  • The ribbon has three vertical stripes of dark blue, red and light blue. The dark blue stripe represents the Naval Forces and the Merchant Navy, the red stripe the Armies and the light blue stripe the Air Forces. The ribbon for this medal, along with those of the other Second World War campaign stars, is reputed to have been designed by King George VI, with the three equal bands representing the equal contributions towards victory of the Royal Navy, Army, and the Royal Air Force respectively.

Clasps[edit]

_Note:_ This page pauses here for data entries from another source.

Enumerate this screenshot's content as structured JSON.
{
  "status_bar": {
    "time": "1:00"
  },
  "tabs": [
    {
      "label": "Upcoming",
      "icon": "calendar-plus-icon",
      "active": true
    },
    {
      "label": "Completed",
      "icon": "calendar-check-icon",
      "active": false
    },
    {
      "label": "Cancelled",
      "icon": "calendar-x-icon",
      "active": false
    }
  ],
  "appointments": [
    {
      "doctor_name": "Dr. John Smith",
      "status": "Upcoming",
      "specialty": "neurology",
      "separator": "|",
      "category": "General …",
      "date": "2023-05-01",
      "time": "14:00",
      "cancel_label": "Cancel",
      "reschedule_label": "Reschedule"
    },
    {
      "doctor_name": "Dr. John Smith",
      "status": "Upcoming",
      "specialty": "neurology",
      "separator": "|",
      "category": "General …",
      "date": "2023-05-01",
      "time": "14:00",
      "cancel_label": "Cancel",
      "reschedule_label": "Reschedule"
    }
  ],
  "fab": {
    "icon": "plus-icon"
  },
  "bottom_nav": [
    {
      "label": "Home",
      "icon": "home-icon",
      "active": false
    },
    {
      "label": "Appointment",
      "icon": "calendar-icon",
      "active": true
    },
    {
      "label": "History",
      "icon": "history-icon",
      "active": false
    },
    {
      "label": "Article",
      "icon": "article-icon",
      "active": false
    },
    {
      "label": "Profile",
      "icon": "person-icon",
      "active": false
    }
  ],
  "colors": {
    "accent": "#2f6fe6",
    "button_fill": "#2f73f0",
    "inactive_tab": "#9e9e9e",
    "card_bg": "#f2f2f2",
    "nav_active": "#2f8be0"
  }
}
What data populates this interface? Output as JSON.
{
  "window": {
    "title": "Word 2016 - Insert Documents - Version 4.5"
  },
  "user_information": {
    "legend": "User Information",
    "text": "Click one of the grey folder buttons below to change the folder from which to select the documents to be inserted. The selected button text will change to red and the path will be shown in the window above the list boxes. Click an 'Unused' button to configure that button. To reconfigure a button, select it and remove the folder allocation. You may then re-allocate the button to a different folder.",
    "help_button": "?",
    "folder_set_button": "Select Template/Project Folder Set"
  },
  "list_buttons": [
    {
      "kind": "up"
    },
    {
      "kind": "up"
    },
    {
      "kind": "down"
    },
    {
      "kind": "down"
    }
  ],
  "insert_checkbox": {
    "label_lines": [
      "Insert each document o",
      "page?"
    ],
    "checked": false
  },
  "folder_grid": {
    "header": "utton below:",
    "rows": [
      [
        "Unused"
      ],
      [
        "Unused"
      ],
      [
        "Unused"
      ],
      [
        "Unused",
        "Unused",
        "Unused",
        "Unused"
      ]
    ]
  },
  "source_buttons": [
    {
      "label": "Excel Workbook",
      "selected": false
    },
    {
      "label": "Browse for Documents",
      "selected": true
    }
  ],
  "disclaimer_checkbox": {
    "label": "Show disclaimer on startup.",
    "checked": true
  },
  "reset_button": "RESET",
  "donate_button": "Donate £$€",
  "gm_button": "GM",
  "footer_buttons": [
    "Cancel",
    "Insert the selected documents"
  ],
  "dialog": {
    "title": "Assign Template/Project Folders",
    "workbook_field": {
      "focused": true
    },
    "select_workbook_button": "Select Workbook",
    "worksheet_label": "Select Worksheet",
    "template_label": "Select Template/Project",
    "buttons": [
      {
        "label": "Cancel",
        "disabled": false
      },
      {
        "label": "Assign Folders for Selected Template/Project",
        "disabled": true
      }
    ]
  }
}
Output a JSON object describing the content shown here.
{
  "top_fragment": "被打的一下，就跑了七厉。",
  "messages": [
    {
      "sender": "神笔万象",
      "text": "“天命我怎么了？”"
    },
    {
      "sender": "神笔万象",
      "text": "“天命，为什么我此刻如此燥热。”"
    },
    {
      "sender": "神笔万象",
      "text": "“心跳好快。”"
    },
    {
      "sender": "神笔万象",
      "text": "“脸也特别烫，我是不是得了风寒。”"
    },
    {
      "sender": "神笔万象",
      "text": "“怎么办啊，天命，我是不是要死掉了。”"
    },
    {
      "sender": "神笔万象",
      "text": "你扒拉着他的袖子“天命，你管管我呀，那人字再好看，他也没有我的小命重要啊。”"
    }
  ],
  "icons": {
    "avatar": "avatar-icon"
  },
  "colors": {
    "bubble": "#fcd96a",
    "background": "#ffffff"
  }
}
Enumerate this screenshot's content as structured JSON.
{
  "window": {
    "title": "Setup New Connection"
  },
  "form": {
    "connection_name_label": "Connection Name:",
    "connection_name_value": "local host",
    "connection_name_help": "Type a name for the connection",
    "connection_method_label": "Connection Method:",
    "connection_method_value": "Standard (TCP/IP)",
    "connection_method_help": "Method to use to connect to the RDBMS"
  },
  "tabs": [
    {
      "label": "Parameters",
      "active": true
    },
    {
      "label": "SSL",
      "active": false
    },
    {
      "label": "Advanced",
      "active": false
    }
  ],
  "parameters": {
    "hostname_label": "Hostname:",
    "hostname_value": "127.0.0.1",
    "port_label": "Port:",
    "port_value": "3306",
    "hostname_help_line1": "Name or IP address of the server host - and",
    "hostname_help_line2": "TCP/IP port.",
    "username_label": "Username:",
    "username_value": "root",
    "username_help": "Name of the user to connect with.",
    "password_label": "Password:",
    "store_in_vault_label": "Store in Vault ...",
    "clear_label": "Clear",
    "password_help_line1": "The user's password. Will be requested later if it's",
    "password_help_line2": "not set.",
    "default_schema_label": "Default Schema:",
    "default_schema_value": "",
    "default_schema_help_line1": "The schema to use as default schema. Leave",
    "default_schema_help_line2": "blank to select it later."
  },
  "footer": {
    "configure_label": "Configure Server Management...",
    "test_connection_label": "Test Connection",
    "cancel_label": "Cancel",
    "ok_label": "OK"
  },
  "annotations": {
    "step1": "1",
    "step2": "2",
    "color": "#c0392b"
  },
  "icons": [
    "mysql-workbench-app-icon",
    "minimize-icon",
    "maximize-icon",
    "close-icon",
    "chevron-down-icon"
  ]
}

  • Battle of Britain
10 July – 31 October 1940. Members of fighter aircraft crews who took part in the Battle of Britain were awarded this bar. In undress uniform, a silver-gilt rosette was worn on the medal ribbon to denote the award of this clasp.
  • Bomber Command
Members of bomber crews who participated in at least one operational sortie in an RAF Bomber Command operational unit became eligible for this bar introduced in February 2013.[5] In undress uniform, a silver rosette may be worn on the medal ribbon to denote the award of this clasp.

Ribbon bars[edit]

Bibliography[edit]

  • Mackay, J and Mussel, J (eds) - Medals Yearbook — 2006, (2005), Token Publishing.
  • Joslin, Litherland, and Simpkin (eds), British Battles and Medals, (1988), Spink

See also[edit]

References[edit]

  1. ^ The 1939-1945 Star Regulations
  2. ^ British Battles and Medals, p. 248.
  3. ^ http://www.forces-war-records.co.uk/medals/1939-45-star
  4. ^ http://www.gov.uk/medals-campaigns-descriptions-and-eligibility
  5. ^ "ARCTIC STAR AND BOMBER COMMAND CLA". Service Personnel and Veterans Agency. Retrieved 15 March 2013. 

External links[edit]